  • kotowski proptaxSPRINGFIELD – Skyrocketing property taxes have given Illinois the second-highest property taxes in the nation. A proposal passed by the Illinois Senate yesterday with a vote of 37-1-18 will provide meaningful relief for Illinois homeowners by freezing property taxes for two years. State Senator Dan Kotowski (D-Park Ridge) was a chief co-sponsor of the legislation.

    "After speaking with thousands of people throughout my district, I know that meaningful property tax reform is the most important issue facing the suburbs," said Kotowski. "This relief will give hard-working families and seniors the opportunity to stay in their own homes and live in their communities."

  • bush fedfundsCritical federal programs will continue after General Assembly vote Tuesday

    SPRINGFIELD — State Sen. Melinda Bush issued the following statement Tuesday after a measure to release federal funds passed the Illinois Senate 57-0.

    “These funds include important programs that help veterans, mothers, seniors and so many others we have a duty to protect,” said Bush, D-Grayslake. “I’m glad to see the Senate come together in a decisive move to release these federal funds, and I look to our colleagues in the House and to Governor Rauner to swiftly do the same.”

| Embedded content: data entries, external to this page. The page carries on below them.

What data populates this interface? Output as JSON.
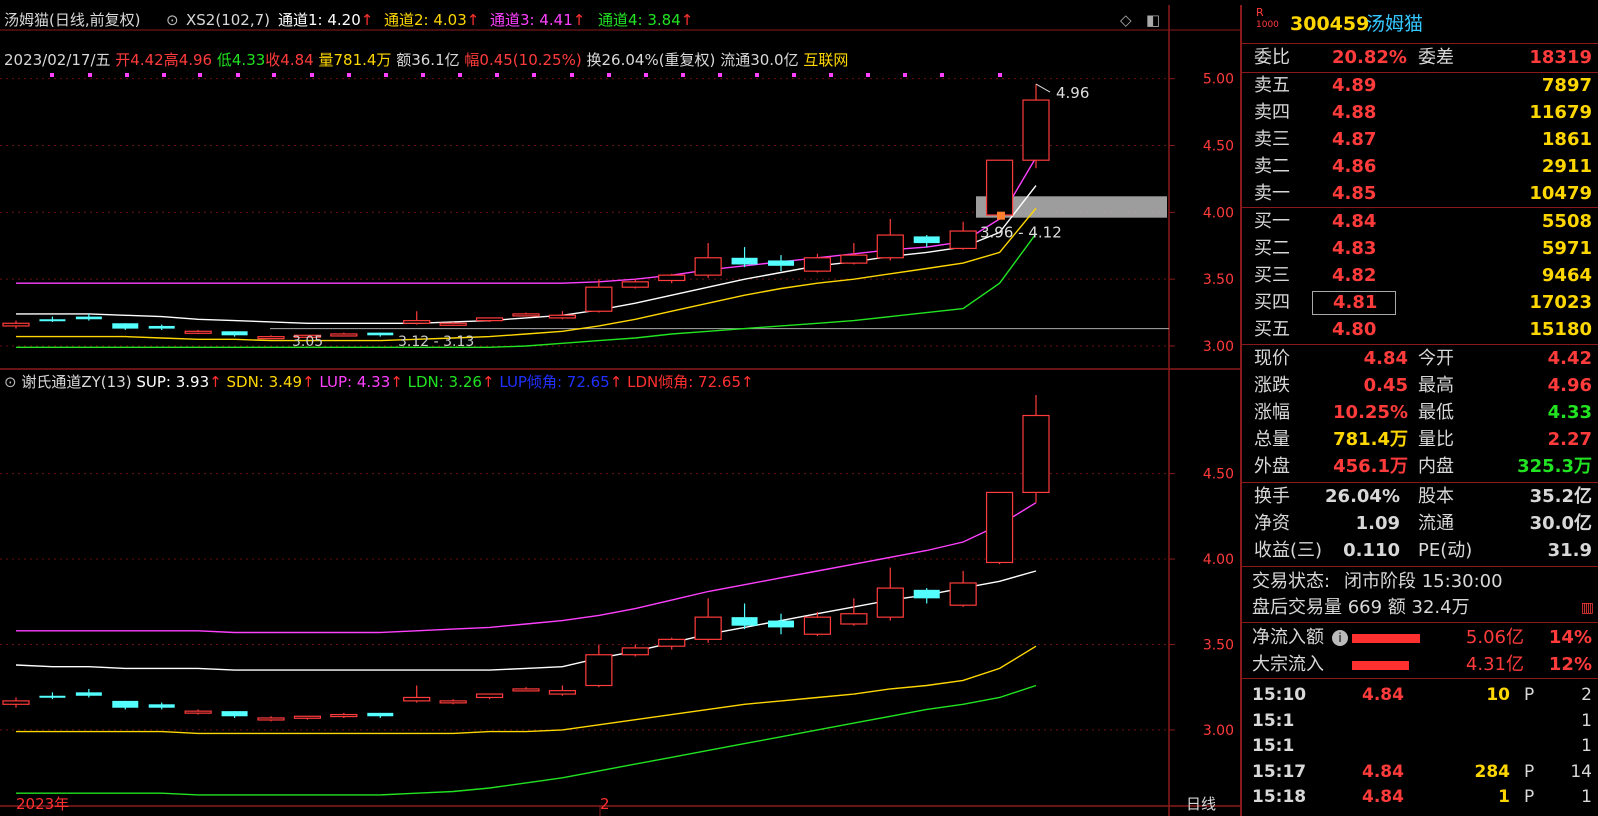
{
  "main_panel": {
    "title": "汤姆猫(日线,前复权)",
    "indicator": "XS2(102,7)",
    "channels": [
      {
        "label": "通道1: 4.20",
        "color": "#ffffff"
      },
      {
        "label": "通道2: 4.03",
        "color": "#ffd700"
      },
      {
        "label": "通道3: 4.41",
        "color": "#ff40ff"
      },
      {
        "label": "通道4: 3.84",
        "color": "#21e321"
      }
    ],
    "info": {
      "date": "2023/02/17/五",
      "open": "开4.42",
      "high": "高4.96",
      "low": "低4.33",
      "close": "收4.84",
      "volume": "量781.4万",
      "amount": "额36.1亿",
      "change": "幅0.45(10.25%)",
      "turnover": "换26.04%(重复权)",
      "float": "流通30.0亿",
      "sector": "互联网"
    },
    "annotations": {
      "high_label": "4.96",
      "zone_label": "3.96 - 4.12",
      "low1": "3.05",
      "low2": "3.12 - 3.13"
    },
    "y_ticks": [
      "5.00",
      "4.50",
      "4.00",
      "3.50",
      "3.00"
    ]
  },
  "sub_panel": {
    "indicator": "谢氏通道ZY(13)",
    "values": [
      {
        "label": "SUP: 3.93",
        "color": "#ffffff"
      },
      {
        "label": "SDN: 3.49",
        "color": "#ffd700"
      },
      {
        "label": "LUP: 4.33",
        "color": "#ff40ff"
      },
      {
        "label": "LDN: 3.26",
        "color": "#21e321"
      },
      {
        "label": "LUP倾角: 72.65",
        "color": "#2030ff"
      },
      {
        "label": "LDN倾角: 72.65",
        "color": "#ff3030"
      }
    ],
    "y_ticks": [
      "4.50",
      "4.00",
      "3.50",
      "3.00"
    ]
  },
  "bottom_axis": {
    "year": "2023年",
    "month": "2",
    "period": "日线"
  },
  "quote": {
    "badge_top": "R",
    "badge_bottom": "1000",
    "code": "300459",
    "name": "汤姆猫",
    "weibi_label": "委比",
    "weibi": "20.82%",
    "weicha_label": "委差",
    "weicha": "18319",
    "asks": [
      {
        "label": "卖五",
        "price": "4.89",
        "vol": "7897"
      },
      {
        "label": "卖四",
        "price": "4.88",
        "vol": "11679"
      },
      {
        "label": "卖三",
        "price": "4.87",
        "vol": "1861"
      },
      {
        "label": "卖二",
        "price": "4.86",
        "vol": "2911"
      },
      {
        "label": "卖一",
        "price": "4.85",
        "vol": "10479"
      }
    ],
    "bids": [
      {
        "label": "买一",
        "price": "4.84",
        "vol": "5508"
      },
      {
        "label": "买二",
        "price": "4.83",
        "vol": "5971"
      },
      {
        "label": "买三",
        "price": "4.82",
        "vol": "9464"
      },
      {
        "label": "买四",
        "price": "4.81",
        "vol": "17023"
      },
      {
        "label": "买五",
        "price": "4.80",
        "vol": "15180"
      }
    ],
    "stats": [
      {
        "l1": "现价",
        "v1": "4.84",
        "c1": "red",
        "l2": "今开",
        "v2": "4.42",
        "c2": "red"
      },
      {
        "l1": "涨跌",
        "v1": "0.45",
        "c1": "red",
        "l2": "最高",
        "v2": "4.96",
        "c2": "red"
      },
      {
        "l1": "涨幅",
        "v1": "10.25%",
        "c1": "red",
        "l2": "最低",
        "v2": "4.33",
        "c2": "green"
      },
      {
        "l1": "总量",
        "v1": "781.4万",
        "c1": "yellow",
        "l2": "量比",
        "v2": "2.27",
        "c2": "red"
      },
      {
        "l1": "外盘",
        "v1": "456.1万",
        "c1": "red",
        "l2": "内盘",
        "v2": "325.3万",
        "c2": "green"
      }
    ],
    "fund": [
      {
        "l1": "换手",
        "v1": "26.04%",
        "l2": "股本",
        "v2": "35.2亿"
      },
      {
        "l1": "净资",
        "v1": "1.09",
        "l2": "流通",
        "v2": "30.0亿"
      },
      {
        "l1": "收益(三)",
        "v1": "0.110",
        "l2": "PE(动)",
        "v2": "31.9"
      }
    ],
    "status_label": "交易状态:",
    "status": "闭市阶段 15:30:00",
    "after_hours": "盘后交易量 669 额 32.4万",
    "flows": [
      {
        "label": "净流入额",
        "value": "5.06亿",
        "pct": "14%",
        "fill": 0.9
      },
      {
        "label": "大宗流入",
        "value": "4.31亿",
        "pct": "12%",
        "fill": 0.75
      }
    ],
    "ticks": [
      {
        "time": "15:10",
        "price": "4.84",
        "vol": "10",
        "side": "P",
        "n": "2"
      },
      {
        "time": "15:1",
        "price": "",
        "vol": "",
        "side": "",
        "n": "1"
      },
      {
        "time": "15:1",
        "price": "",
        "vol": "",
        "side": "",
        "n": "1"
      },
      {
        "time": "15:17",
        "price": "4.84",
        "vol": "284",
        "side": "P",
        "n": "14"
      },
      {
        "time": "15:18",
        "price": "4.84",
        "vol": "1",
        "side": "P",
        "n": "1"
      }
    ]
  },
  "chart_data": {
    "type": "candlestick",
    "ohlc": [
      [
        3.15,
        3.19,
        3.13,
        3.17
      ],
      [
        3.2,
        3.22,
        3.18,
        3.19
      ],
      [
        3.22,
        3.24,
        3.19,
        3.2
      ],
      [
        3.17,
        3.17,
        3.12,
        3.13
      ],
      [
        3.15,
        3.16,
        3.12,
        3.13
      ],
      [
        3.1,
        3.12,
        3.09,
        3.11
      ],
      [
        3.11,
        3.11,
        3.07,
        3.08
      ],
      [
        3.06,
        3.08,
        3.05,
        3.07
      ],
      [
        3.07,
        3.08,
        3.06,
        3.08
      ],
      [
        3.08,
        3.1,
        3.07,
        3.09
      ],
      [
        3.1,
        3.1,
        3.07,
        3.08
      ],
      [
        3.17,
        3.26,
        3.16,
        3.19
      ],
      [
        3.16,
        3.18,
        3.15,
        3.17
      ],
      [
        3.19,
        3.21,
        3.18,
        3.21
      ],
      [
        3.24,
        3.25,
        3.23,
        3.24
      ],
      [
        3.21,
        3.26,
        3.2,
        3.23
      ],
      [
        3.26,
        3.5,
        3.25,
        3.44
      ],
      [
        3.44,
        3.5,
        3.43,
        3.48
      ],
      [
        3.49,
        3.54,
        3.47,
        3.53
      ],
      [
        3.53,
        3.77,
        3.51,
        3.66
      ],
      [
        3.66,
        3.74,
        3.59,
        3.61
      ],
      [
        3.64,
        3.68,
        3.56,
        3.6
      ],
      [
        3.56,
        3.69,
        3.55,
        3.66
      ],
      [
        3.62,
        3.77,
        3.61,
        3.68
      ],
      [
        3.66,
        3.95,
        3.64,
        3.83
      ],
      [
        3.82,
        3.83,
        3.74,
        3.77
      ],
      [
        3.73,
        3.93,
        3.72,
        3.86
      ],
      [
        3.98,
        4.33,
        3.97,
        4.39
      ],
      [
        4.39,
        4.96,
        4.33,
        4.84
      ]
    ],
    "ma_white": [
      3.24,
      3.24,
      3.24,
      3.23,
      3.22,
      3.2,
      3.19,
      3.18,
      3.17,
      3.17,
      3.17,
      3.17,
      3.18,
      3.19,
      3.21,
      3.23,
      3.27,
      3.32,
      3.38,
      3.44,
      3.5,
      3.55,
      3.6,
      3.63,
      3.67,
      3.7,
      3.74,
      3.85,
      4.2
    ],
    "ma_yellow": [
      3.07,
      3.07,
      3.07,
      3.07,
      3.06,
      3.05,
      3.05,
      3.04,
      3.04,
      3.04,
      3.04,
      3.05,
      3.06,
      3.07,
      3.09,
      3.11,
      3.15,
      3.2,
      3.26,
      3.32,
      3.38,
      3.43,
      3.47,
      3.5,
      3.54,
      3.58,
      3.62,
      3.7,
      4.03
    ],
    "ma_magenta": [
      3.47,
      3.47,
      3.47,
      3.47,
      3.47,
      3.47,
      3.47,
      3.47,
      3.47,
      3.47,
      3.47,
      3.47,
      3.47,
      3.47,
      3.47,
      3.47,
      3.48,
      3.5,
      3.53,
      3.57,
      3.6,
      3.63,
      3.66,
      3.69,
      3.72,
      3.74,
      3.78,
      3.95,
      4.41
    ],
    "ma_green": [
      2.99,
      2.99,
      2.99,
      2.99,
      2.99,
      2.99,
      2.99,
      2.99,
      2.99,
      2.99,
      2.99,
      2.99,
      2.99,
      2.99,
      3.0,
      3.02,
      3.04,
      3.06,
      3.09,
      3.11,
      3.13,
      3.15,
      3.17,
      3.19,
      3.22,
      3.25,
      3.28,
      3.47,
      3.84
    ],
    "sub_white": [
      3.38,
      3.37,
      3.37,
      3.36,
      3.36,
      3.36,
      3.35,
      3.35,
      3.35,
      3.35,
      3.35,
      3.35,
      3.35,
      3.35,
      3.36,
      3.37,
      3.42,
      3.46,
      3.51,
      3.56,
      3.6,
      3.64,
      3.68,
      3.72,
      3.76,
      3.79,
      3.83,
      3.87,
      3.93
    ],
    "sub_yellow": [
      2.99,
      2.99,
      2.99,
      2.99,
      2.99,
      2.98,
      2.98,
      2.98,
      2.98,
      2.98,
      2.98,
      2.98,
      2.98,
      2.99,
      2.99,
      3.0,
      3.03,
      3.06,
      3.09,
      3.12,
      3.15,
      3.17,
      3.19,
      3.21,
      3.24,
      3.26,
      3.29,
      3.36,
      3.49
    ],
    "sub_magenta": [
      3.58,
      3.58,
      3.58,
      3.58,
      3.58,
      3.58,
      3.57,
      3.57,
      3.57,
      3.57,
      3.57,
      3.58,
      3.59,
      3.6,
      3.62,
      3.64,
      3.67,
      3.71,
      3.76,
      3.81,
      3.85,
      3.89,
      3.93,
      3.97,
      4.01,
      4.05,
      4.1,
      4.2,
      4.33
    ],
    "sub_green": [
      2.63,
      2.63,
      2.63,
      2.63,
      2.63,
      2.62,
      2.62,
      2.62,
      2.62,
      2.62,
      2.62,
      2.63,
      2.64,
      2.66,
      2.69,
      2.72,
      2.76,
      2.8,
      2.84,
      2.88,
      2.92,
      2.96,
      3.0,
      3.04,
      3.08,
      3.12,
      3.15,
      3.19,
      3.26
    ],
    "main_ylim": [
      2.97,
      5.05
    ],
    "sub_ylim": [
      2.59,
      4.96
    ],
    "zone": [
      3.96,
      4.12
    ]
  }
}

    Included in the federal funds dollars for homeless veterans and women’s health services like breast and cervical cancer screening, among a wide variety of others.

    Without its passage, the federal dollars in Senate Bill 2042 would not be available for use in the absence of a state budget. The legislation proceeds to the Illinois House for consideration, where it must pass and then be signed by Gov. Bruce Rauner to take effect.

  • Senate Democrats move to protect more than $5 billion in federal funding

  • steans fed fundsSPRINGFIELD – State Senator Heather Steans (D-Chicago 7th) presented a budget measure that won bipartisan support in the Senate today and, if it secures House approval and the governor’s signature, will allow federal dollars blocked by the state’s budget impasse to flow to programs that provide cancer screenings, energy bill assistance, infant nutrition and much more.

    “Republicans and Democrats in the General Assembly, as well as the governor’s office, agree these funds need to be released for their intended purposes,” Steans said. “There is no reason to keep parents from accessing specialized formula for their medically fragile babies or to hold up federal disaster relief funds; we can continue negotiating the $7 billion portion of the state budget that is still contested while allowing the critical work funded by federal dollars to go on.”

    Senate Bill 2042, which passed without opposition, would allow $4.8 billion in federal money to be spent on functions such as the Women, Infants and Children nutritional program (WIC), utility bill assistance known as LIHEAP, community mental health, AmeriCorps volunteers working in schools and communities statewide, care for those with developmental disabilities, breast and cervical cancer screenings for low-income women, a 24-hour crisis hotline for victims of domestic violence and more. With some of the offices that provide nutritional counseling and benefits through WIC set to run out of money and close their doors as soon as the end of this week, releasing federal dollars is pivotal in relieving some of the direst effects of the budget impasse.

    “I’m encouraged that we have reached agreement on another significant portion of the budget,” said Steans, who chairs the Senate Appropriations I Committee. “I’m confident we can overcome our remaining differences on budgetary matters without getting bogged down in non-budgetary issues.”